Barclays profit drops on loss from asset disposals

Barclays Plc said profit fell by more than half in the second quarter as the bank posted a 1.1 billion-pound ($1.4 billion) pretax loss from the unit that houses the businesses and assets its trying to sell or wind down.

Pretax profit, excluding notable items, fell to 763 million pounds ($1.01 billion) from 1.62 billion pounds a year ago, the lender said in a statement Friday. That missed the 985 million-pound average estimate of six analysts compiled by Bloomberg.

“Non-core rundown — the key to unlocking the full earnings power of that core — has good momentum, and we remain committed to closing the unit in 2017,” Chief Executive Officer Jes Staley, 59, said in the statement.
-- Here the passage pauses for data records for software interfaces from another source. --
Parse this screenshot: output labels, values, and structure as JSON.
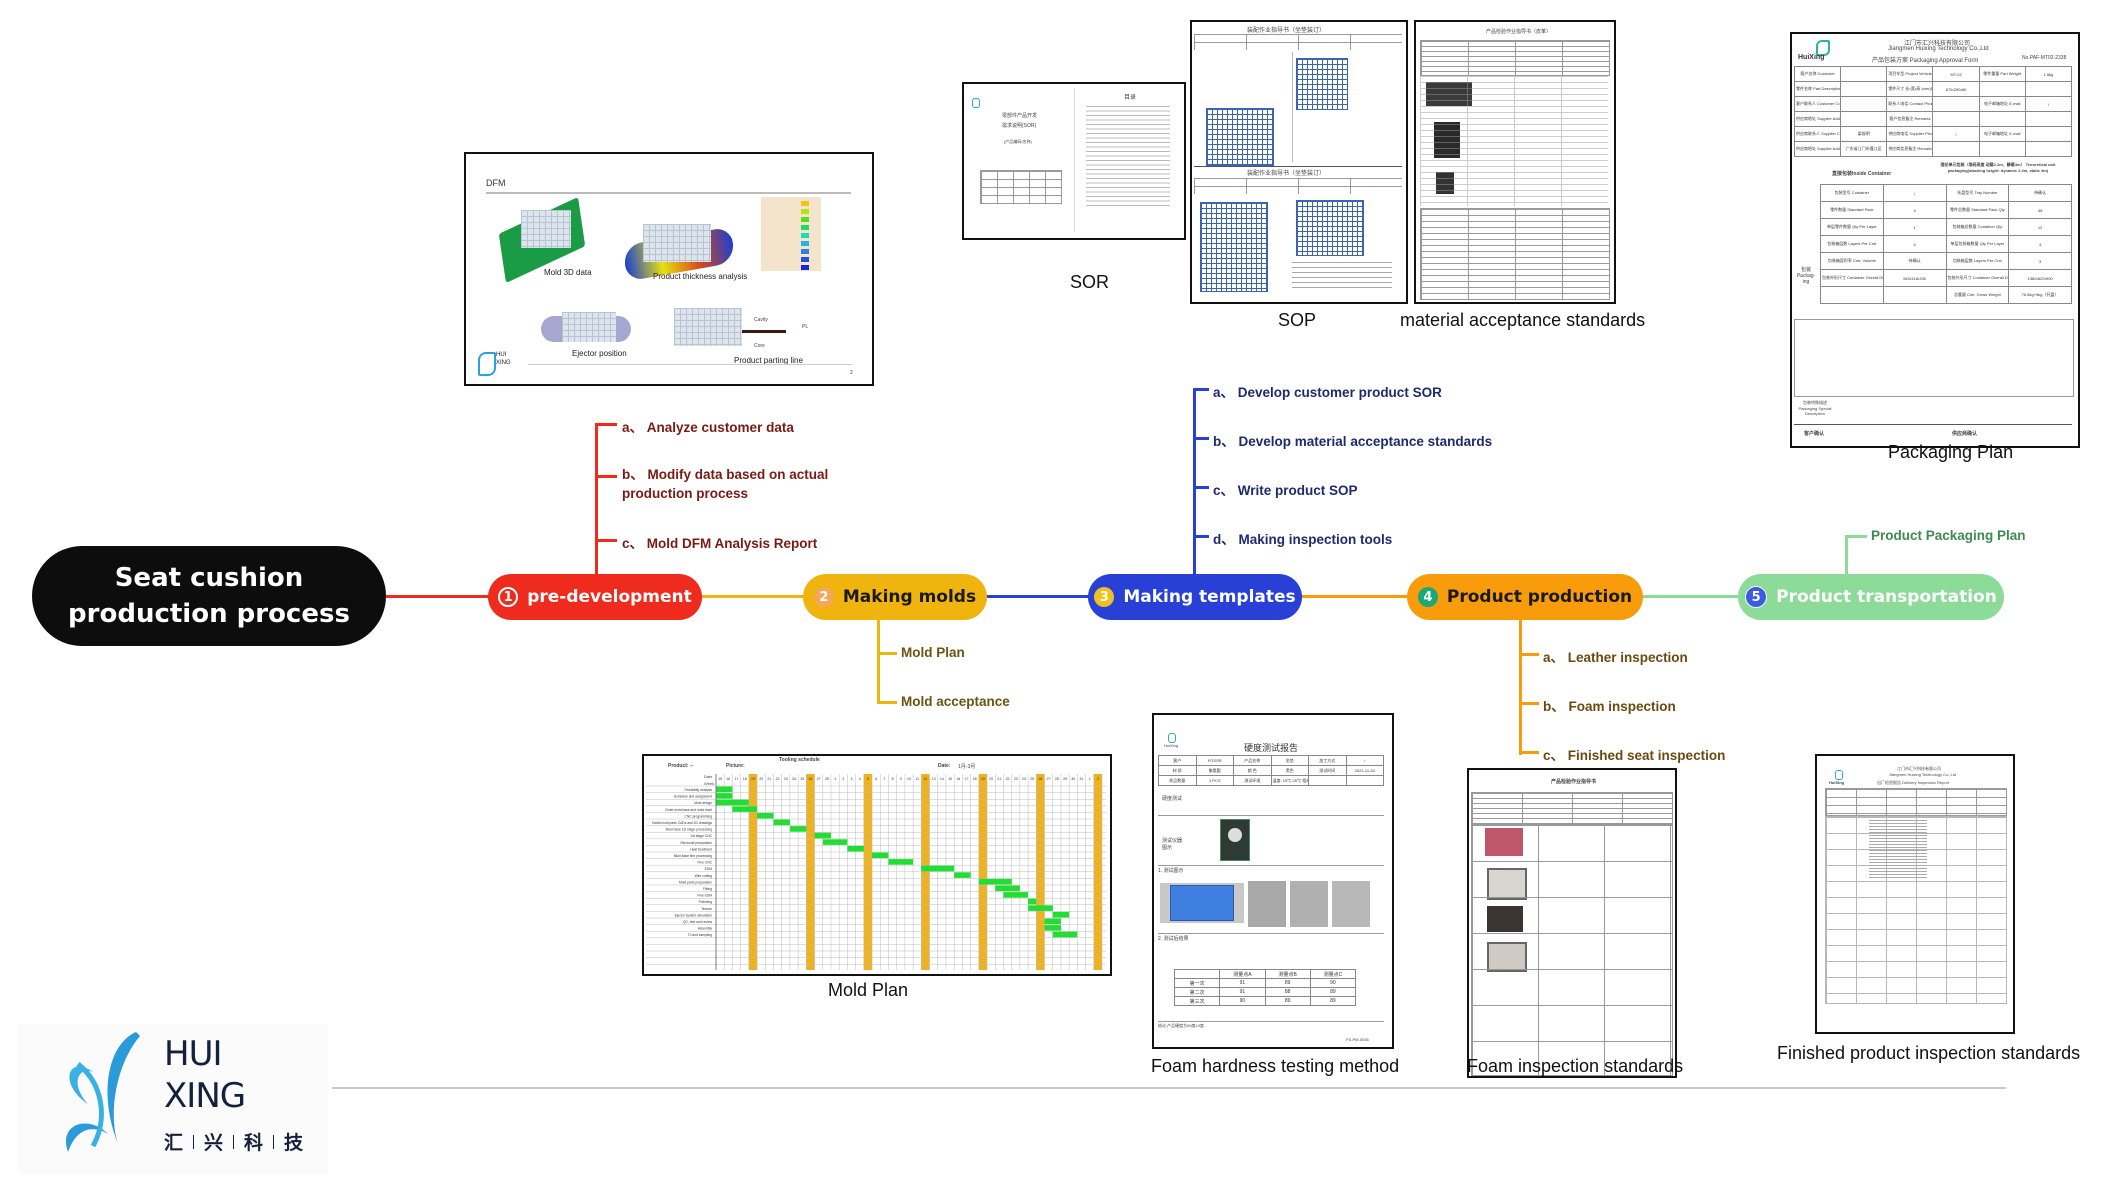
{
  "root": {
    "title_line1": "Seat cushion",
    "title_line2": "production process"
  },
  "colors": {
    "stage1": "#ee2b1c",
    "stage2": "#f0b40f",
    "stage3": "#2840d6",
    "stage4": "#f89c0b",
    "stage5": "#8cdb98",
    "root": "#0d0d0d"
  },
  "stages": [
    {
      "num": "1",
      "label": "pre-development",
      "items": [
        {
          "prefix": "a、",
          "text": "Analyze customer data"
        },
        {
          "prefix": "b、",
          "text": "Modify data based on actual production process"
        },
        {
          "prefix": "c、",
          "text": "Mold DFM Analysis Report"
        }
      ]
    },
    {
      "num": "2",
      "label": "Making molds",
      "items": [
        {
          "prefix": "",
          "text": "Mold Plan"
        },
        {
          "prefix": "",
          "text": "Mold acceptance"
        }
      ]
    },
    {
      "num": "3",
      "label": "Making templates",
      "items": [
        {
          "prefix": "a、",
          "text": "Develop customer product SOR"
        },
        {
          "prefix": "b、",
          "text": "Develop material acceptance standards"
        },
        {
          "prefix": "c、",
          "text": "Write product SOP"
        },
        {
          "prefix": "d、",
          "text": "Making inspection tools"
        }
      ]
    },
    {
      "num": "4",
      "label": "Product production",
      "items": [
        {
          "prefix": "a、",
          "text": "Leather inspection"
        },
        {
          "prefix": "b、",
          "text": "Foam inspection"
        },
        {
          "prefix": "c、",
          "text": "Finished seat inspection"
        }
      ]
    },
    {
      "num": "5",
      "label": "Product transportation",
      "items": [
        {
          "prefix": "",
          "text": "Product Packaging Plan"
        }
      ]
    }
  ],
  "documents": {
    "dfm": {
      "header": "DFM",
      "labels": [
        "Mold 3D data",
        "Product thickness analysis",
        "Ejector position",
        "Product parting line"
      ],
      "annotations": [
        "Cavity",
        "Core",
        "PL"
      ],
      "page": "2"
    },
    "sor": {
      "caption": "SOR",
      "toc_title": "目录",
      "cover_line1": "零部件产品开发",
      "cover_line2": "需求说明(SOR)",
      "cover_line3": "(产品编码/名称)"
    },
    "sop": {
      "caption": "SOP",
      "title1": "装配作业指导书（坐垫装订）",
      "title2": "装配作业指导书（坐垫装订）"
    },
    "material": {
      "caption": "material acceptance standards",
      "title": "产品检验作业指导书（皮革）"
    },
    "packaging": {
      "caption": "Packaging Plan",
      "company_cn": "江门市汇兴科技有限公司",
      "company_en": "Jiangmen Huixing Technology Co.,Ltd",
      "form_title": "产品包装方案 Packaging Approval Form",
      "form_no": "No.PAF-MT02-2338",
      "logo_text": "HuiXing",
      "rows": [
        [
          "客户名称 Customer",
          "",
          "项目车型 Project Vehicle",
          "MT-02",
          "零件重量 Part Weight",
          "1.5kg"
        ],
        [
          "零件名称 Part Description",
          "",
          "零件尺寸 长•宽•高 (mm)Dimensions L•W•H",
          "670•290•80",
          "",
          ""
        ],
        [
          "客户联系人 Customer Contact",
          "",
          "联系人电话 Contact Phone",
          "",
          "电子邮箱地址 E-mail",
          "/"
        ],
        [
          "供应商地址 Supplier Address",
          "",
          "客户信息备注 Remarks",
          "",
          "",
          ""
        ],
        [
          "供应商联系人 Supplier Contact",
          "梁振明",
          "供应商电话 Supplier Phone",
          "/",
          "电子邮箱地址 E-mail",
          ""
        ],
        [
          "供应商地址 Supplier Address",
          "广东省江门市蓬江区",
          "供应商信息备注 Remarks",
          "",
          "",
          ""
        ]
      ],
      "section_inside": "直接包装Inside Container",
      "section_theoretical": "理论单元包装（堆码高度 动载2.2m、静载4m） Theoretical unit packaging(stacking height: dynamic 2.2m, static 4m)",
      "packing_label": "包装 Packag-ing",
      "inner_rows": [
        [
          "包装型号 Container",
          "/",
          "托盘型号 Tray Number",
          "待确认"
        ],
        [
          "零件数量 Standard Pack",
          "4",
          "零件总数量 Standard Pack Qty",
          "48"
        ],
        [
          "单层零件数量 Qty Per Layer",
          "1",
          "包装箱总数量 Container Qty",
          "12"
        ],
        [
          "包装箱层数 Layers Per Cntr",
          "4",
          "单层包装箱数量 Qty Per Layer",
          "4"
        ],
        [
          "包装箱容积率 Cntr. Volume",
          "待确认",
          "包装箱层数 Layers Per Cntr",
          "3"
        ],
        [
          "包装外形尺寸 Container Overall Dimensions L•W•H",
          "940•318•330",
          "包装外形尺寸 Container Overall Dimensions L•W•H",
          "1380•620•900"
        ],
        [
          "",
          "",
          "总重量 Cntr. Gross Weight",
          "76.8kg+5kg（托盘）"
        ]
      ],
      "special_label": "包装特殊描述 Packaging Special Description",
      "customer_confirm": "客户确认",
      "supplier_confirm": "供应商确认"
    },
    "mold_plan": {
      "caption": "Mold Plan",
      "title": "Tooling schedule",
      "product_label": "Product: --",
      "picture_label": "Picture:",
      "date_label": "Date:",
      "date_value": "1月-3月",
      "row_label_date": "Date",
      "row_label_week": "Week",
      "tasks": [
        "Feasibility analysis",
        "Schedule and assignment",
        "Mold design",
        "Order mold base and mold steel",
        "CNC programming",
        "Detail mold parts CADs and 2D drawings",
        "Mold base 1st stage processing",
        "1st stage CNC",
        "Electrode preparation",
        "Heat treatment",
        "Mold base fine processing",
        "Fine CNC",
        "EDM",
        "Wire cutting",
        "Mold parts preparation",
        "Fitting",
        "Fine EDM",
        "Polishing",
        "Texture",
        "Ejector system simulation",
        "QC, test and review",
        "Assembly",
        "T0 and sampling"
      ],
      "days": [
        "15",
        "16",
        "17",
        "18",
        "19",
        "20",
        "21",
        "22",
        "23",
        "24",
        "25",
        "26",
        "27",
        "28",
        "1",
        "2",
        "3",
        "4",
        "5",
        "6",
        "7",
        "8",
        "9",
        "10",
        "11",
        "12",
        "13",
        "14",
        "15",
        "16",
        "17",
        "18",
        "19",
        "20",
        "21",
        "22",
        "23",
        "24",
        "25",
        "26",
        "27",
        "28",
        "29",
        "30",
        "31",
        "1",
        "2"
      ],
      "task_spans": [
        [
          0,
          1
        ],
        [
          0,
          1
        ],
        [
          0,
          3
        ],
        [
          2,
          4
        ],
        [
          5,
          6
        ],
        [
          7,
          8
        ],
        [
          9,
          10
        ],
        [
          12,
          13
        ],
        [
          13,
          15
        ],
        [
          16,
          17
        ],
        [
          19,
          20
        ],
        [
          21,
          23
        ],
        [
          25,
          28
        ],
        [
          29,
          30
        ],
        [
          32,
          35
        ],
        [
          34,
          36
        ],
        [
          35,
          37
        ],
        [
          38,
          38
        ],
        [
          38,
          40
        ],
        [
          41,
          42
        ],
        [
          40,
          41
        ],
        [
          40,
          41
        ],
        [
          41,
          43
        ]
      ],
      "sunday_indices": [
        4,
        11,
        18,
        25,
        32,
        39,
        46
      ]
    },
    "foam_hardness": {
      "caption": "Foam hardness testing method",
      "title": "硬度测试报告",
      "logo_text": "HuiXing",
      "header_rows": [
        [
          "客户",
          "FOSSR",
          "产品名称",
          "坐垫",
          "加工方式",
          "/"
        ],
        [
          "材 质",
          "聚氨酯",
          "颜 色",
          "黑色",
          "测试时间",
          "2021-11-30"
        ],
        [
          "样品数量",
          "1 PCS",
          "测试环境",
          "温度: 15℃-25℃  相对湿度: 40%-70%",
          "",
          ""
        ]
      ],
      "test_label": "硬度测试",
      "instrument_label": "测试仪器图示",
      "section1": "1. 测试图示",
      "section2": "2. 测试后结果",
      "results_header": [
        "",
        "测量点A",
        "测量点B",
        "测量点C"
      ],
      "results": [
        [
          "第一次",
          "91",
          "89",
          "90"
        ],
        [
          "第二次",
          "91",
          "88",
          "89"
        ],
        [
          "第三次",
          "90",
          "89",
          "89"
        ]
      ],
      "conclusion": "结论:产品硬度为90度±3度",
      "footer_tester": "测试员:",
      "footer_reviewer": "审核:",
      "footer_approver": "批准:",
      "doc_no": "FS-PM-0036"
    },
    "foam_inspection": {
      "caption": "Foam inspection standards",
      "title": "产品检验作业指导书"
    },
    "finished_inspection": {
      "caption": "Finished product inspection standards",
      "company_cn": "江门市汇兴科技有限公司",
      "company_en": "Jiangmen Huixing Technology Co.,Ltd",
      "title": "出厂检验报告 Delivery Inspection Report",
      "logo_text": "HuiXing"
    }
  },
  "logo": {
    "line1": "HUI",
    "line2": "XING",
    "cn": [
      "汇",
      "兴",
      "科",
      "技"
    ]
  }
}
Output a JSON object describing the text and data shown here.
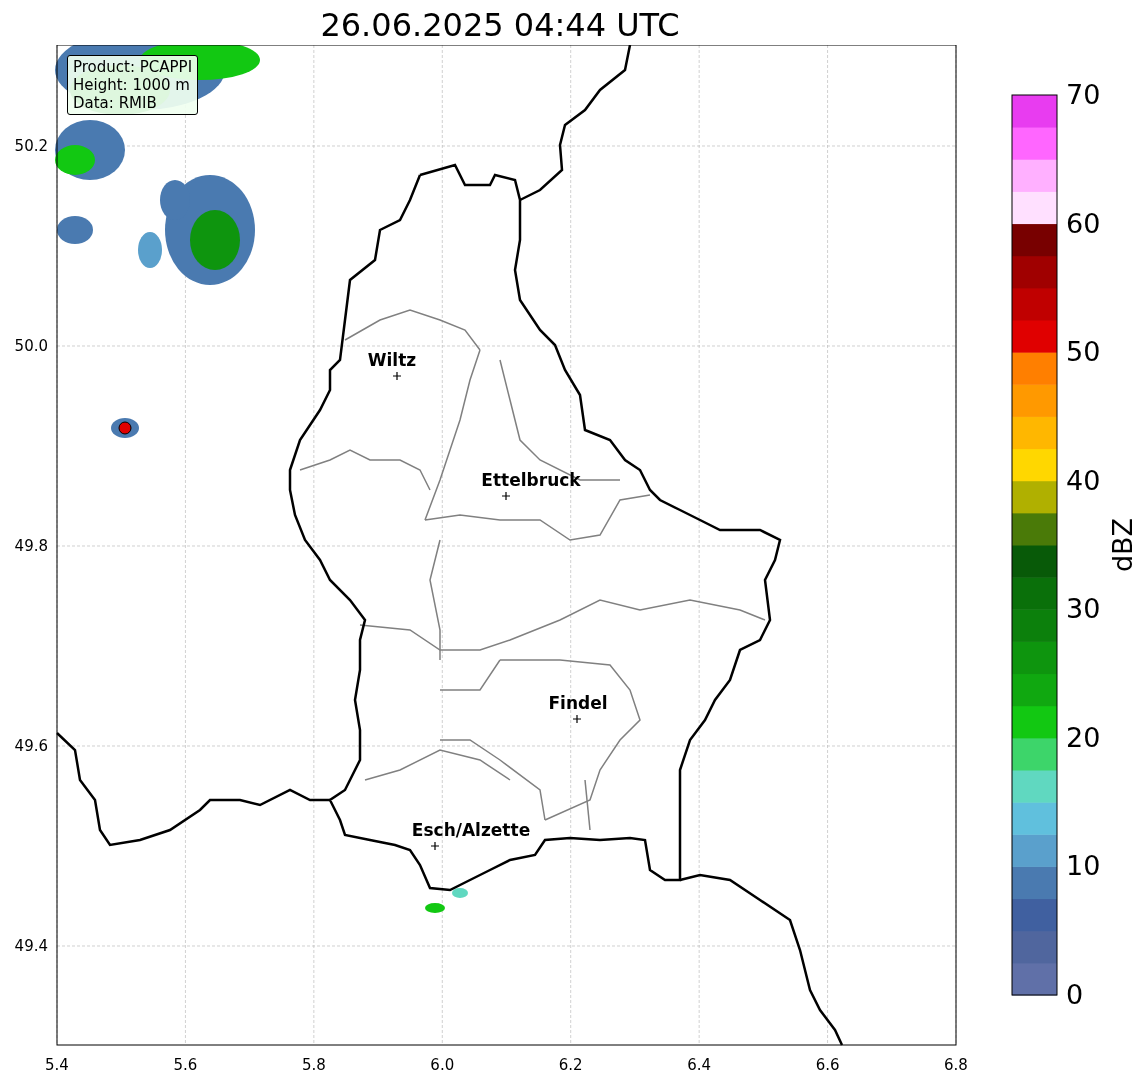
{
  "title": "26.06.2025 04:44 UTC",
  "info_box": [
    "Product: PCAPPI",
    "Height: 1000 m",
    "Data: RMIB"
  ],
  "x_ticks": [
    "5.4",
    "5.6",
    "5.8",
    "6.0",
    "6.2",
    "6.4",
    "6.6",
    "6.8"
  ],
  "y_ticks": [
    "50.2",
    "50.0",
    "49.8",
    "49.6",
    "49.4"
  ],
  "cities": [
    "Wiltz",
    "Ettelbruck",
    "Findel",
    "Esch/Alzette"
  ],
  "colorbar": {
    "label": "dBZ",
    "ticks": [
      "70",
      "60",
      "50",
      "40",
      "30",
      "20",
      "10",
      "0"
    ]
  }
}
Staley’s nascent turnaround effort at Barclays was dealt a blow by Britain’s vote in June to leave the European Union, just months after he decided to retreat from Asia and Africa and refocus on the U.K. to revive profitability. With the country now heading for a recession and questions over whether the investment bank will be allowed to continue doing business across Europe from London, analysts have slashed the firm’s earnings outlook and called for deeper cost cuts.

Barclays also reported credit impairment charges at the investment bank increased by a third largely due to the oil and gas sector.

The stock has fallen 34 percent since Staley took over in December, extending a two-year slump that’s left the bank trading at less than half the book value of its assets.

In addition to Brexit, the shares have been depressed by the bank’s surprise decision in March to cut its dividend in half to support its capital position amid its restructuring. Staley is selling down its century-old African business, pulling the investment bank out of nine countries and has eliminated more than 10,000 jobs, while trying to divest about 50 billion pounds of toxic and unwanted assets.

Staley and Chairman John McFarlane, 69, are trying to convince investors of the long-term advantage of keeping a transatlantic investment bank, which generated lower investment returns than its consumer and credit card business in the first quarter.